Last Sunday, after the Madison Central Boys Basketball Team qualified for the Sweet Sixteen, the school district announced the cancellation of school on Wednesday. Reactions were not all positive.
“Why are they canceling for basketball when they don’t cancel for the academic team? The mock trial team? The school district’s priorities are out of whack. It’s irresponsible,” detractors said.
For starters, the district knew what many didn’t: If attendance at Madison Central was down significantly, the district would have lost funding. If attendance was down at other schools, the district stood to lose even more. Also, because of shared busing, closing just Madison Central is financially impractical.
Secondly, I have taken part in academic competitions and mock trial. While they are unquestionably positive activities for participants, they tend to be boring to most observers. Consequently, audiences for these competitions are not large. The suggestion that school be canceled for activities relatively few watch is premised on false logic.

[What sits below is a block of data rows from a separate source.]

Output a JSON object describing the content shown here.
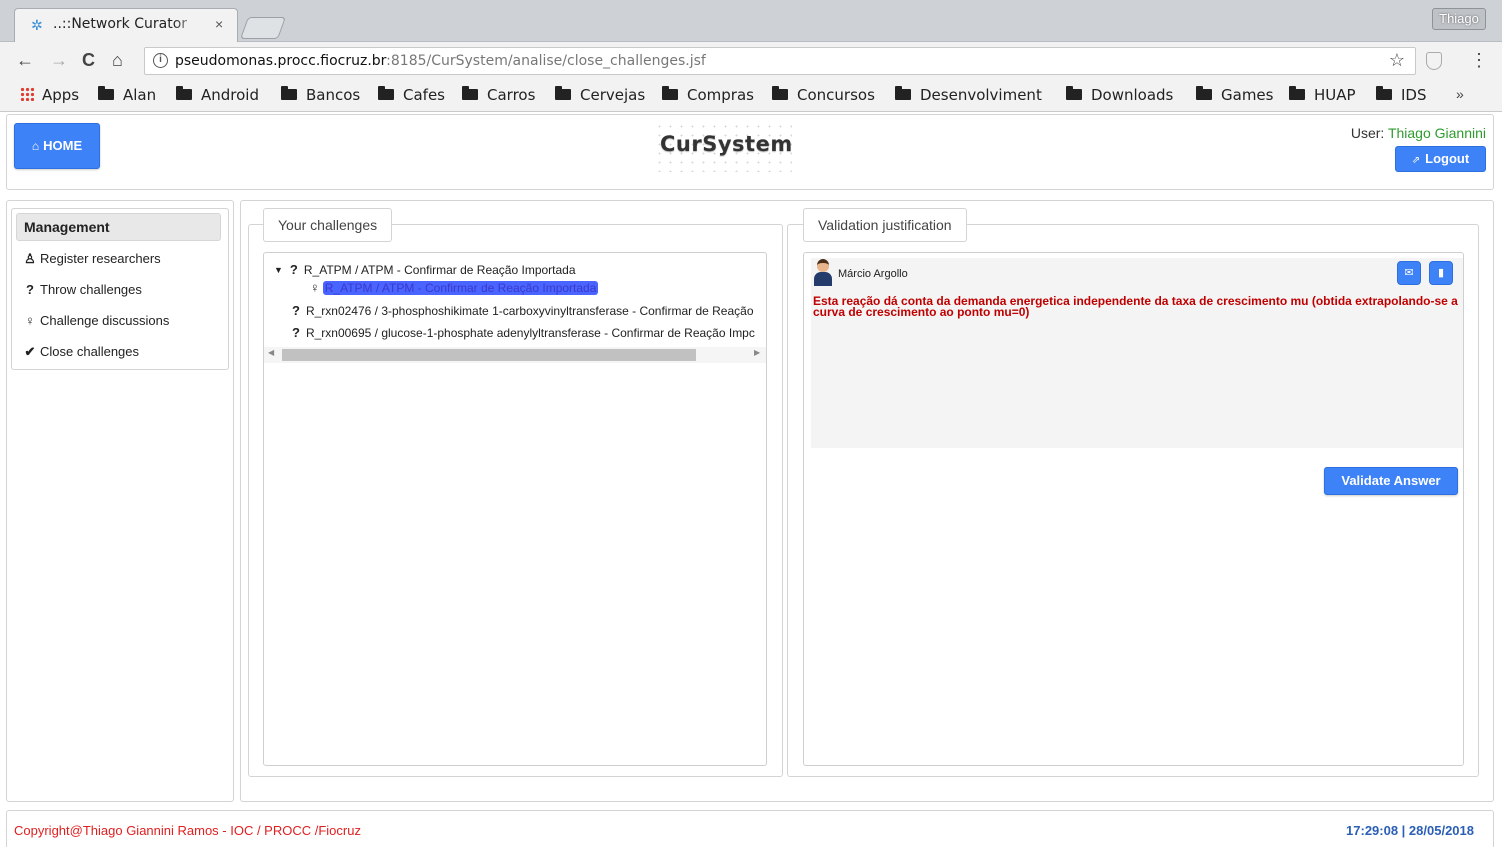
{
  "browser": {
    "tab_title": "..::Network Curator",
    "tab_close": "×",
    "profile_name": "Thiago",
    "url_host": "pseudomonas.procc.fiocruz.br",
    "url_rest": ":8185/CurSystem/analise/close_challenges.jsf",
    "info_glyph": "i",
    "back_glyph": "←",
    "forward_glyph": "→",
    "reload_glyph": "C",
    "home_glyph": "⌂",
    "star_glyph": "☆",
    "menu_glyph": "⋮",
    "bookmarks": [
      "Apps",
      "Alan",
      "Android",
      "Bancos",
      "Cafes",
      "Carros",
      "Cervejas",
      "Compras",
      "Concursos",
      "Desenvolviment",
      "Downloads",
      "Games",
      "HUAP",
      "IDS"
    ],
    "bookmarks_more": "»",
    "icons": {
      "favicon": "network-icon",
      "apps": "apps-grid-icon",
      "folder": "folder-icon",
      "extension": "shield-extension-icon"
    }
  },
  "header": {
    "home_label": "HOME",
    "home_icon": "⌂",
    "logo_text": "CurSystem",
    "user_prefix": "User: ",
    "user_name": "Thiago Giannini",
    "logout_label": "Logout",
    "logout_icon": "⇗"
  },
  "sidebar": {
    "title": "Management",
    "items": [
      {
        "icon": "♙",
        "icon_name": "user-icon",
        "label": "Register researchers"
      },
      {
        "icon": "?",
        "icon_name": "question-icon",
        "label": "Throw challenges"
      },
      {
        "icon": "♀",
        "icon_name": "lightbulb-icon",
        "label": "Challenge discussions"
      },
      {
        "icon": "✔",
        "icon_name": "check-icon",
        "label": "Close challenges"
      }
    ]
  },
  "challenges": {
    "legend": "Your challenges",
    "tree": [
      {
        "expander": "▼",
        "marker": "?",
        "label": "R_ATPM / ATPM - Confirmar de Reação Importada"
      },
      {
        "marker": "♀",
        "label": "R_ATPM / ATPM - Confirmar de Reação Importada",
        "selected": true
      },
      {
        "marker": "?",
        "label": "R_rxn02476 / 3-phosphoshikimate 1-carboxyvinyltransferase - Confirmar de Reação"
      },
      {
        "marker": "?",
        "label": "R_rxn00695 / glucose-1-phosphate adenylyltransferase - Confirmar de Reação Impc"
      }
    ],
    "scroll_left": "◀",
    "scroll_right": "▶"
  },
  "justification": {
    "legend": "Validation justification",
    "author": "Márcio Argollo",
    "message": "Esta reação dá conta da demanda energetica independente da taxa de crescimento mu (obtida extrapolando-se a curva de crescimento ao ponto mu=0)",
    "comment_icon": "✉",
    "delete_icon": "▮",
    "validate_label": "Validate Answer"
  },
  "footer": {
    "copyright": "Copyright@Thiago Giannini Ramos - IOC / PROCC /Fiocruz",
    "clock": "17:29:08 | 28/05/2018"
  },
  "colors": {
    "accent": "#3e82f7",
    "user_name": "#2e9b2e",
    "message": "#c00000",
    "copyright": "#e02020",
    "clock": "#2b5fb6",
    "selection": "#4a64ff"
  }
}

When I was in middle school, I advanced to the state spelling bee. The entourage who witnessed my spelling exploits – which lasted two obscure words I’ve never heard or seen since – was my mom. Dad had to work.
When my wife and I competed for the national mock trial team at the University of Kentucky College of Law, only our coaches watched. UK Basketball attendance: 20,000, give or take. UK Mock Trial attendance: 4, on the nose. I counted.
Why do fewer people watch academic competitions? Not because they don’t care, but because those activities largely benefit the participants. Academic achievement is its own reward. The benefits are lifelong. While I benefited from academic competitions, I understood they weren’t particularly interesting to watch for those not involved. I never expected a crowd, and I was satisfied to get a day off for myself.
Are Madison County’s sporting priorities out of line? To an extent, my answer is yes – particularly at the youth level. The same holds true for much of the country.
I say this as a youth sports coach and board member, and also a former college athlete. Our kids are playing and practicing too much, too soon, too seriously, and specializing in single sports too young. Playing for fun is going away too fast. Playing for futures is setting in much too early.
Were our sporting priorities out of line last week?
Even if you ignore the extent to which basketball is woven into the cultural fabric of our Commonwealth, you cannot ignore the magnitude and magnificence of what these children of our community have accomplished, and the manner in which they did so.
A credit to their teachers and coaches, but moreover their families, the young men of the Madison Central boys basketball team carried themselves with grace and poise, on and off the court, in front of the eyes of our state and our children.
We may not get everything right in Richmond, but we are doing something right.
When I can play back news reports for my sons to show them not only the amazing athletic spectacle they witnessed firsthand, but also the player interviews so they can hear the way they speak about their teammates, coaches and opponents, that is special indeed.
The short-term futures of some team members will be on the court. The futures of the majority of them will not. Their feats on the basketball court provide no insight into their academic lives, but the qualities they exhibited suggest they possess the tools to succeed elsewhere.
Perhaps this is why we feel such civic pride. The young men of our community accomplished something majestic, and elevated all of us in the process. They did it. Their coaches did it. But when we see the quality of the children we are raising in Richmond, not only in terms of sports, but also academics, don’t we all feel a little bit like we did it too?
We hold our breath – again – wondering where Dominique Hawkins will play college ball. What about title-game hero Ken-Jah Bosley, and the indomitable Quan Taylor? Surely they will play on, too.
Hunter Stocker will hit the football field. Daniel Parke and George Walker will move on as well. Even as they go on to other things, they will always feel like our kids, but not in the same way they did while they were still together. When we packed Rupp Arena. When they were our team.
Newspapers and television often lead with the worst aspects of our community. Our state champs have given us a few dreamlike days to bask in what’s best about our community.
They are not all that’s wonderful about Richmond and Madison County, but they are simply the most shining example at this moment, and perhaps at any recent moment. It’s something we feel to our marrows, and our children do three-fold. If ever there was something worth canceling a couple days of school for, that is.
Wesley Browne’s columns in the Richmond Register won a 2011 Kentucky Press Association award.